You have been working hard throughout your career, putting in long hours, and feel like it is finally time to retire. Then upon checking your 401(k), you realize how little it's grown, even though you've been diligently contributing for years.
This situation is unfortunate but all too common. A Gallup poll found that 41% of working adults haven't thought much about how much they'll need in retirement. Only 32% said they tried coming up with a rough estimate of retirement spending. Finally, merely 20% came up with precise spending numbers. The reality is, many adults fail to realize how much money they need to contribute to their 401(k) to make their retirement dreams a reality. Using a 401(k) calculator is a helpful way to see if you're on track.
How Much Will I Need to Retire?
How much money you'll need to retire depends on many factors. The first thing to consider is your cost of living. Like California and New York, some places have high rent prices, making them more challenging to afford.
You'll also consider other things like food, clothes, travel, entertainment, pets, medical expenses and family. How will you spend your golden years? Will you travel the world or stay at home?
A 401(k) calculator can help you determine how much you'll have when you retire as you select what your expenses will be.
Getting the Most From Your 401(k)
70% of employers offer a 401(k) match. Still, since every employer’s plan is different, you’ll want to check the plan details for the amount your employer matches. Check your company’s plan and make sure you’re not leaving money on the table by not participating in their 401(k) plan and maximizing the match offered to you.
- At a minimum, contributing as much as your employer match. If your employer matched at 3% contribution, make sure you contribute the same to maximize your retirement savings account earnings.
- Further, you'll want to maximize allowable contributions. According to the IRS, employee 401(k) contributions for the plan year 2021 will once again top off at $19,500, with an additional $6,500 catch-up contribution allowed for those turning age 50 or older.
- Doing a regular risk check to ensure your dollars are in alignment with your risk threshold. According to Investopedia, risk tolerance is the degree of variability in investment returns that an investor is willing to withstand in their financial planning. It's usually associated with a participant's age, income and investment goals.
- When you are early or mid-career, you may be willing to take on more risk, and your investments will be more aggressive in pursuit of maximum returns.
- However, in the late stage of your career or later in life, you may have a lower tolerance for risk. You will want to be more conservative in your investments as you reach retirement age.
If you’re unsure where your risk tolerance lies, use our Risk Assessment Test. Knowing your risk tolerance level will help you plan your portfolio and ultimately drive how you invest.
What Will a 401(k) Calculator Do for You?

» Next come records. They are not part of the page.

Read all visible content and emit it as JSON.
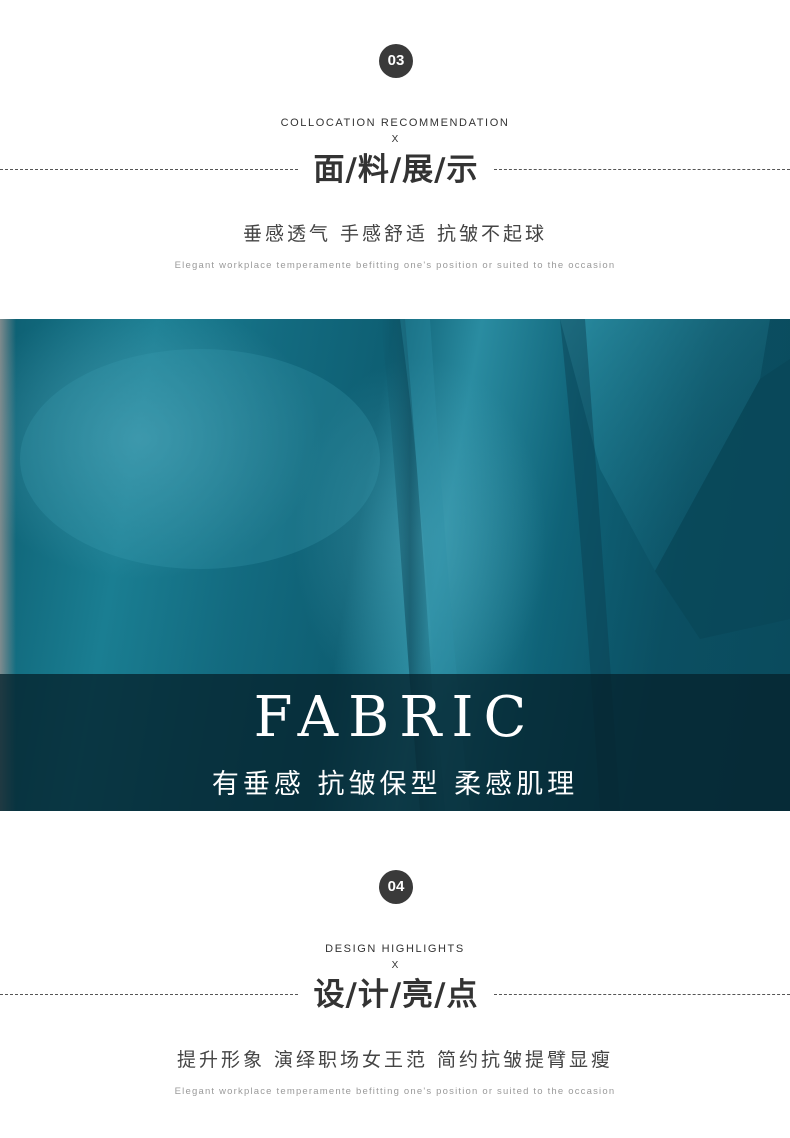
{
  "section_fabric": {
    "number": "03",
    "eyebrow": "COLLOCATION RECOMMENDATION",
    "cross": "X",
    "title": "面/料/展/示",
    "subtitle": "垂感透气 手感舒适 抗皱不起球",
    "tagline": "Elegant workplace temperamente befitting one's position or suited to the occasion"
  },
  "banner": {
    "heading": "FABRIC",
    "caption": "有垂感 抗皱保型 柔感肌理",
    "fabric_color": "#136b80"
  },
  "section_design": {
    "number": "04",
    "eyebrow": "DESIGN HIGHLIGHTS",
    "cross": "X",
    "title": "设/计/亮/点",
    "subtitle": "提升形象 演绎职场女王范 简约抗皱提臂显瘦",
    "tagline": "Elegant workplace temperamente befitting one's position or suited to the occasion"
  }
}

It's difficult to determine how much you'll need in retirement. A rule of thumb is to replace 75% of your current income. If you currently earn $100,000 a year, you want to get $75,000 annually in retirement.
Using a 401(k) retirement calculator will let you know if you're on track to comfortable golden years. You'll input information about your current income, monthly contributions, and total net worth. The calculator will project how close you are to meeting your retirement goal.
The 401(k) calculator uses built-in assumptions such as:
- Inflation is 3% annually.
- Account balance grows by 7% a year.
- Salary increases by 3% a year.
- You will withdraw the recommended 5% annually after age 65.
This provides a handy snapshot of where you are and what more you can do. If you're behind, it's time to start putting more money in.
Things to Remember
Investing is a marathon, not a sprint. Consistent investing is the key to success. Most experts recommend that 15-20% of your salary goes towards your long-term investment goals. Your savings should increase when your paycheck does.
Even investing a little bit is better than not investing at all.
It's also crucial to build strong financial habits. Track your spending and look for areas where you can cut costs. Remember that any money you spend on non-essential items can just as effortlessly go into a retirement account.
Finally, avoid withdrawing early if possible. Taking a withdrawal before the age of 59 ½ will cost you in the short term (you'll have to pay certain taxes and a penalty on the early withdrawal). It will also cost you in the long term by decreasing the overall amount saved in the 401(k).
Are You Prepared for Retirement?
You don't want to live your retirement years working or worrying about money. Using a 401(k) calculator is a great way to chart long-term goals and determine contribution amounts.
Slavic401k is here to help. Our Retirement Path 401(k) Calculator can help you determine if you're on track to meet retirement goals. If you’re not, the calculator provides data on how to catch up.